Consider, for example, how horror films often restrict information with claustrophobic shots and dark lighting or prioritize disturbing sound design over score. Alternatively, consider how Westerns offer expansive views of their settings – whatever they are – or the infamous film noir “bars of light and shadow.”
These sorts of conventions are not constrained by particular settings or plots. Their function is to create a particular emotional effect in stylistic fashion. These conventional effects can be treated as modules to design the subjective experience of characters/ audiences/users and build novel atmospheres and moods.
As the existence of multi-genre or “genre-bending” films and other media demonstrate, there is a gradation between genres of the same category that can be achieved by including enough convention elements to be reminiscent of both.
The genres in video games are quite different from books and films.
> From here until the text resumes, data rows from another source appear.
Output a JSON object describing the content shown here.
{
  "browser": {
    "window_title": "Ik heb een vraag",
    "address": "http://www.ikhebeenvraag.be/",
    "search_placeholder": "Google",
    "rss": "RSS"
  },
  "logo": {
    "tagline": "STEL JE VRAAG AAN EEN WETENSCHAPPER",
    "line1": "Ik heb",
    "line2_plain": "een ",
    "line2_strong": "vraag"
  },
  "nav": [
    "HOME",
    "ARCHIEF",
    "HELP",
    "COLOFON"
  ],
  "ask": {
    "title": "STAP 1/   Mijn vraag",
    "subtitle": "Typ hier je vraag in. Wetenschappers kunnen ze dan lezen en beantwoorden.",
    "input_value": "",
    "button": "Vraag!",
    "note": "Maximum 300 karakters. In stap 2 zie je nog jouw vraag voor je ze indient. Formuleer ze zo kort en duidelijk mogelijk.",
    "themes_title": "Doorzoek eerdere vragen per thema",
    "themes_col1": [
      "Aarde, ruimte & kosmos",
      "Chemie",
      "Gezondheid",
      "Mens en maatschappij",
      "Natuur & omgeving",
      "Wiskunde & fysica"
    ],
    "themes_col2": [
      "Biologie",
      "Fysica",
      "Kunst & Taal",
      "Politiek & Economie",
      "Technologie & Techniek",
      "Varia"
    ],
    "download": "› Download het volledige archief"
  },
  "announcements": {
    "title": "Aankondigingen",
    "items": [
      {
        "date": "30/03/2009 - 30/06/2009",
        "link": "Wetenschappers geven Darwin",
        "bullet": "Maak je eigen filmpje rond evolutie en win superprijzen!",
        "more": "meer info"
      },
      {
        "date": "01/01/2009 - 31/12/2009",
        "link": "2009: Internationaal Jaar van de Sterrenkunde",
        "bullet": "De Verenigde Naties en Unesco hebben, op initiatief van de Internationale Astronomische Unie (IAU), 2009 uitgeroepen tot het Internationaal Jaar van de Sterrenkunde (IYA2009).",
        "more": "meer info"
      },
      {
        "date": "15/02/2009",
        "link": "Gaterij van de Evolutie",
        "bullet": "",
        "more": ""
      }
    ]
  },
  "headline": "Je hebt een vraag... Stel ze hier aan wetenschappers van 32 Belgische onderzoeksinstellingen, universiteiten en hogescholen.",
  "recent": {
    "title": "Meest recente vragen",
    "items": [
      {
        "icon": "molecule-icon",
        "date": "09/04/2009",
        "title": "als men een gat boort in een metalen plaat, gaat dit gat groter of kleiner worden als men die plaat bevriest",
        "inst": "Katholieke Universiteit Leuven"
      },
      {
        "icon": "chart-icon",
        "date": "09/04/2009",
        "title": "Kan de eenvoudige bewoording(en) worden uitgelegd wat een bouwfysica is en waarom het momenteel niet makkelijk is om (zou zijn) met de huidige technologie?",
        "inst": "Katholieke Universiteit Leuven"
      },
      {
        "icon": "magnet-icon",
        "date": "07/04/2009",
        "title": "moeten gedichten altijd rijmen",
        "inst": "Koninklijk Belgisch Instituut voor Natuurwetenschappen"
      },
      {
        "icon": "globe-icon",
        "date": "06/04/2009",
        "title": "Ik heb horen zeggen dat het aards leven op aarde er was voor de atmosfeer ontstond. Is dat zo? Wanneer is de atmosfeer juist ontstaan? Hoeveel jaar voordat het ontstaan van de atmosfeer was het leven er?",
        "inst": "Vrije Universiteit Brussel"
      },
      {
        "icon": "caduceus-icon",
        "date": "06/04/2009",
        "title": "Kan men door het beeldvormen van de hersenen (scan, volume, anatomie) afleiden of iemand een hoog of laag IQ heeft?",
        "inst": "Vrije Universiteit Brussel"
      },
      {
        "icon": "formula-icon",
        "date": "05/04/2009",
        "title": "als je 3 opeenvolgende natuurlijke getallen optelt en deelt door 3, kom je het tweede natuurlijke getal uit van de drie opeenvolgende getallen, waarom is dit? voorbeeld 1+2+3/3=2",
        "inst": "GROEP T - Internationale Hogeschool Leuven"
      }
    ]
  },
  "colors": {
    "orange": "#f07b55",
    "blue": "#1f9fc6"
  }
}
Video game genres (adventure, RPG, FPS, RTS, dating sim, etc.) describe the player experience and how the player interacts with the medium more than they describe setting or narrative mode per sé. These “interactive” genres are often combined with “literary” genres (sci-fi RPG, dramatic adventure, Western dating sim?) to describe ever more granular microgenres.
Broken down far enough, genres are little more than collections of conventions. By ignoring the expectations of a given genre and focusing solely on the conventions it contains, genre shorthands can be used in a fluid, syncretic manner to create idiosyncratic character styles and to shift quickly between different atmospheres and moods.
Examples: non-media, static, long takes of clouds or grass, poorly made/written films and books, etc.
Examples: Many blockbuster films/ franchise spin-offs, sequels, etc., pulp fiction novels, soap operas.
Examples: avant-garde cinema, arthouse film, experimental media, abstract art, much poetry.
Examples: Classics in all media, religious texts/materials, scientific papers.
Emotional power is directly correlated to the amount of semantic content an individual can syntactically organize.
Examples of works with high syntax and high semantics are religious texts/myths, Shakespeare, etc. In the case of film, critically acclaimed films often also go in this category, but may not have sufficient broad appeal to indicate “high syntax” in the way meant here, which is, essentially, “easy for humans to follow in a narrative sense.” Syntactic capacity can be “trained,” such that more complex or dense works may be better appreciated with practice/training or sufficient exposure to common tropes and structures.
Part of the challenge of writing legible dense material is the frequency with which mixed metaphor and clashing themes arise with the addition of new elements. Density can also be achieved by selecting particularly poignant combinations of comparatively few symbols, but this is difficult for its own reasons. Another challenge is gauging the audience’s syntactic capacity. While any audience will, in general, prefer a work with more spiritually satisfying material, it goes to waste if the audience is unable to easily digest it.
Individuals focus on different things in their environments. The things they focus on (consciously or not) drive their emotional reactions, guide their knowledge creation, and confirm or challenge their biases. The same space can be very different to two different people.
While aspects of this sort of thinking do appear in games – where different character abilities allow access to different parts of the map, for example – this nonetheless tends to be represented as a unique interaction with an environment that is otherwise objectively shared.
Breaking down the elements of an environment in terms of valences enables granular design of how characters experience their world – as well as how that experience may change over time with new knowledge and encounters.
In other words, environmental valences are a method for breaking down subjective experience in terms of values that can be used as design cues/references for character worldviews.